Generating encryption keys and certificate requests
How you request and receive a certificate depends upon the policies and processes of the certification authority (CA) which is issuing the certificate. For example, some certification authorities have Web pages to which you can submit a request. Or, if you are in an organization that has deployed Active Directory and Certificate Services, you can use the Certificates snap-in to request a certificate if your computer is a member of a domain and you are authorized to request certificates.
In any case, when you generate a request for a new certificate, the information in that request is first passed from the requesting program to CryptoAPI . CryptoAPI will pass the proper data to a program known as a cryptographic service provider (CSP) that is installed on your computer or on a device accessible to your computer. If the CSP is software-based, it will generate a public key and a private key, often referred to as a key pair, on your computer. If the CSP is hardware-based, such as a smart card CSP, it will instruct a piece of hardware to generate the key pair.
After the keys are generated, a software CSP encrypts and then secures the private key in the registry on the computer. A smart card CSP stores the private key on a smart card and the smart card controls access to the key. The public key is sent to the certification authority, along with the certificate requester information. Once the CA verifies the certificate request according to its policies, it will use its own private key to create a digital signature in the certificate and then issue it to the requester. The certificate requester will then be presented with the certificate from the CA and the option to install it in the appropriate certificate store on the computer or hardware device.

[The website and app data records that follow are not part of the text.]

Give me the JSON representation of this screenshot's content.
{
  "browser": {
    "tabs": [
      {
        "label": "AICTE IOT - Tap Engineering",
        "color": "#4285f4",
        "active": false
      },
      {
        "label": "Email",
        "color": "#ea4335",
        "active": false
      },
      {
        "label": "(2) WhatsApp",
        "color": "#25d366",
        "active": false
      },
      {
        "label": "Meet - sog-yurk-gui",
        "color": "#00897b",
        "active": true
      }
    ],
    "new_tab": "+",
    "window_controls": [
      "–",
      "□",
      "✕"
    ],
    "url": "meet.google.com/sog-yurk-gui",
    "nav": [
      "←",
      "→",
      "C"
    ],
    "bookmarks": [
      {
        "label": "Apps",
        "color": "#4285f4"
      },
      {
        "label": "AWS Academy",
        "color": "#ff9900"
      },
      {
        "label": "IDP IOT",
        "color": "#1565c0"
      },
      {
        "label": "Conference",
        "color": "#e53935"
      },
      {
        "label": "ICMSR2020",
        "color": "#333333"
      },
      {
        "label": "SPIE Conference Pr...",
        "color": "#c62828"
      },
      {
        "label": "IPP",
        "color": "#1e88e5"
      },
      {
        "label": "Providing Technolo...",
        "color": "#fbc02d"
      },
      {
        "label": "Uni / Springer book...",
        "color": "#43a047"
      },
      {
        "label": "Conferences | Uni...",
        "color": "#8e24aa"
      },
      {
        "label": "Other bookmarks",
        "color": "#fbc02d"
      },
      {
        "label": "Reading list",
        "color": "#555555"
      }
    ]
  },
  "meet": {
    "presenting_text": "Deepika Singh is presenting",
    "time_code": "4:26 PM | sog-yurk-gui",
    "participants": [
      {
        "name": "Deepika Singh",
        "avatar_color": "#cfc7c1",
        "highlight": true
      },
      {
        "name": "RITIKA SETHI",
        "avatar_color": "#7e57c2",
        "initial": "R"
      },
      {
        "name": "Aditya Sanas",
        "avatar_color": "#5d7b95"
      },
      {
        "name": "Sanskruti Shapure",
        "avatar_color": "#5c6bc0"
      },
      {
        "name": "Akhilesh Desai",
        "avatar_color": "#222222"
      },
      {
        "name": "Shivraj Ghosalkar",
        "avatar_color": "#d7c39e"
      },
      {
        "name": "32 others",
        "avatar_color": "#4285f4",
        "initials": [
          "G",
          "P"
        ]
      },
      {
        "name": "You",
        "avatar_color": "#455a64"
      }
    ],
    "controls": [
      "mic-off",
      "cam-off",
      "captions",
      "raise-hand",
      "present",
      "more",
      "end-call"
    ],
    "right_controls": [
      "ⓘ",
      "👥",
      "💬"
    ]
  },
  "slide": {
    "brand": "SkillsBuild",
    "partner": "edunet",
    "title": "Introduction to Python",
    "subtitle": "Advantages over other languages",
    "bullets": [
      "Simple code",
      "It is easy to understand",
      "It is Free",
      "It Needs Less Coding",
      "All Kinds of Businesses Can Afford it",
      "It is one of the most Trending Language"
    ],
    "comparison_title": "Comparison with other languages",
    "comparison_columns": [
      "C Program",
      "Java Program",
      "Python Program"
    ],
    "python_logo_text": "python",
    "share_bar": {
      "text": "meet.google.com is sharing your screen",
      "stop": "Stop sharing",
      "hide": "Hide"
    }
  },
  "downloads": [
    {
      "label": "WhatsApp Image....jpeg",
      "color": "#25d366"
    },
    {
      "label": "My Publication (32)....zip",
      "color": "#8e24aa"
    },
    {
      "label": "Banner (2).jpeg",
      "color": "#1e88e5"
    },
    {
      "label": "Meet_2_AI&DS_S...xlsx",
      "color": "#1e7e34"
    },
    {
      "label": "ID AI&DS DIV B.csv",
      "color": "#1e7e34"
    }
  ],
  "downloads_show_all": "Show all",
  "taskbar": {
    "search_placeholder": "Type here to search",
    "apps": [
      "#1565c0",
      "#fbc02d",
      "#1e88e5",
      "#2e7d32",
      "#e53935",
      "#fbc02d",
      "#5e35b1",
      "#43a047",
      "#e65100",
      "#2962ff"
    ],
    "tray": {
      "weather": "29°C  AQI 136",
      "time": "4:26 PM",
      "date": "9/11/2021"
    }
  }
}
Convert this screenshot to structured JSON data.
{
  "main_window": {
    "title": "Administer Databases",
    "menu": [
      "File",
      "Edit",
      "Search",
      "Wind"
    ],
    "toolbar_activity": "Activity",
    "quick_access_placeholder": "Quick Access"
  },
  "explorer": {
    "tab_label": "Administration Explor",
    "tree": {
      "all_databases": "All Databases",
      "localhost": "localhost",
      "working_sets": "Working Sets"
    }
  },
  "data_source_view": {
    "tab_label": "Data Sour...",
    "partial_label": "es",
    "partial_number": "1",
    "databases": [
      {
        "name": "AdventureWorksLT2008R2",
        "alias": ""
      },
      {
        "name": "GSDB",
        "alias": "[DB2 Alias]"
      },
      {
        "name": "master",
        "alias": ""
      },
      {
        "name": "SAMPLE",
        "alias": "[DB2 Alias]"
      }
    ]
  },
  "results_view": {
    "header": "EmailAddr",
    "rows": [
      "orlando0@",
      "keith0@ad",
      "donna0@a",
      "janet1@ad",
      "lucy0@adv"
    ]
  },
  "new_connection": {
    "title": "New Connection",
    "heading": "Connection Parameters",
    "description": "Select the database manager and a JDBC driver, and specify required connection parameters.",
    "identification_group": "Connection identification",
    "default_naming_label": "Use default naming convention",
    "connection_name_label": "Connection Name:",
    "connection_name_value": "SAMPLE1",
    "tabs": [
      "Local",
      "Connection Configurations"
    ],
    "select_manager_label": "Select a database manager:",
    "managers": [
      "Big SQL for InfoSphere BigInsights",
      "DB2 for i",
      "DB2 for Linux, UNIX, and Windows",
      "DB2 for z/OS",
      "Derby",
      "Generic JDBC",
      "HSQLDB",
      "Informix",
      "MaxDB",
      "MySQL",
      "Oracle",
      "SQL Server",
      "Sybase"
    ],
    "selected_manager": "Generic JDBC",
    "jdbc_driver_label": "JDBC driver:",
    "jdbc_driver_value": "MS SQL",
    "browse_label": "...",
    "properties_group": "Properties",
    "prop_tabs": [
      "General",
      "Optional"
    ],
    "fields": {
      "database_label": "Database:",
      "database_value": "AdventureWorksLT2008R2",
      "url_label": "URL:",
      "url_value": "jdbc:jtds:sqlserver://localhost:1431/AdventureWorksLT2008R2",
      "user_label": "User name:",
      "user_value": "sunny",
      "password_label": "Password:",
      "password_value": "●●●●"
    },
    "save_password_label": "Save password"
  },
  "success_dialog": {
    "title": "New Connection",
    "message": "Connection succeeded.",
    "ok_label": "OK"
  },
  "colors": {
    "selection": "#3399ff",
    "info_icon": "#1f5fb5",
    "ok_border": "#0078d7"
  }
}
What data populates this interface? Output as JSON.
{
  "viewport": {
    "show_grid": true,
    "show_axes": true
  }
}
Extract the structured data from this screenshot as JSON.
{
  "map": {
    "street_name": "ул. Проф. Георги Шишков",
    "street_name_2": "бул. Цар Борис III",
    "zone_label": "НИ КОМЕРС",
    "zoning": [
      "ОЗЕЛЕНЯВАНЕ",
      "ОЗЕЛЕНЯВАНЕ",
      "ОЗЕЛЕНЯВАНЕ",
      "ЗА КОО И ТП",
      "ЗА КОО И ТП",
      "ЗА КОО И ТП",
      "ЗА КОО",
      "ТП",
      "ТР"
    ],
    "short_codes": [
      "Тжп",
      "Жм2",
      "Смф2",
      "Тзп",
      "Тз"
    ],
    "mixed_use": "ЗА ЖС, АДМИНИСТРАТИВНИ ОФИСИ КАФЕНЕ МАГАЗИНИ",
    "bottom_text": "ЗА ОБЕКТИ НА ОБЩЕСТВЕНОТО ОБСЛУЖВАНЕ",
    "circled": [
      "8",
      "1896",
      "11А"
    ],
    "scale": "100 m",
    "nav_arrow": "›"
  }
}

For more information about keys and certificates, see Resources: Public key infrastructure